Work order:
Across the data below, how many lines have the word "year" in them? Give the number and nothing else.

Start of Supplied material

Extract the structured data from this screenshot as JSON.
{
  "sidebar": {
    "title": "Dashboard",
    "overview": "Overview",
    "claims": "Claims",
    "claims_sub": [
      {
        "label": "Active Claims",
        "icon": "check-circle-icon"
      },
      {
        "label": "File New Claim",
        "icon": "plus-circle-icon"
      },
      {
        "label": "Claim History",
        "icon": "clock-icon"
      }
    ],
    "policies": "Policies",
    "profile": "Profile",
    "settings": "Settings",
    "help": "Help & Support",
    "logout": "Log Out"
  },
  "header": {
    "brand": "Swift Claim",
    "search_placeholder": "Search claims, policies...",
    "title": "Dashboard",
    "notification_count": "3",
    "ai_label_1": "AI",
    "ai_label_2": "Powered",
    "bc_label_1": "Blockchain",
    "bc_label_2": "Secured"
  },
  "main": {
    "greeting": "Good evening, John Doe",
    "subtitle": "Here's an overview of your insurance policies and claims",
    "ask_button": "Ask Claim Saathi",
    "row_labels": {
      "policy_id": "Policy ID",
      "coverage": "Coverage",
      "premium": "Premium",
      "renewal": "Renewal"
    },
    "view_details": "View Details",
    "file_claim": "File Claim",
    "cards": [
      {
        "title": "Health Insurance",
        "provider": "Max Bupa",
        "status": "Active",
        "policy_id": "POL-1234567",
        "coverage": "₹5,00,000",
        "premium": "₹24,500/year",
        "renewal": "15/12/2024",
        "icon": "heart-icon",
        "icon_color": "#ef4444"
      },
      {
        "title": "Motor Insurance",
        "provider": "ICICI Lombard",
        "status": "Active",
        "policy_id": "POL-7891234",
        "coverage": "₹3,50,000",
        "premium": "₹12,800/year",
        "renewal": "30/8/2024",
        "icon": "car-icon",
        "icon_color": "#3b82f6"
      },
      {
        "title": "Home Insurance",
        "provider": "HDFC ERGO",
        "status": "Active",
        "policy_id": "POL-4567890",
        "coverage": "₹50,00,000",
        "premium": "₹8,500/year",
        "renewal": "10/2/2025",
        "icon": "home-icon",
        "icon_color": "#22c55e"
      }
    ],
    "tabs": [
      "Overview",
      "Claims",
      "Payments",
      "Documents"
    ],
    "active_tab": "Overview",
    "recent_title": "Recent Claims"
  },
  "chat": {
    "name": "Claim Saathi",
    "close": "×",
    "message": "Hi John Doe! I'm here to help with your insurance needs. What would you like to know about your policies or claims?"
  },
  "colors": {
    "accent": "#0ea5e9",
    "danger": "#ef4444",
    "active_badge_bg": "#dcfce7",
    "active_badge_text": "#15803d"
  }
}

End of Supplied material

Answer for the task:
3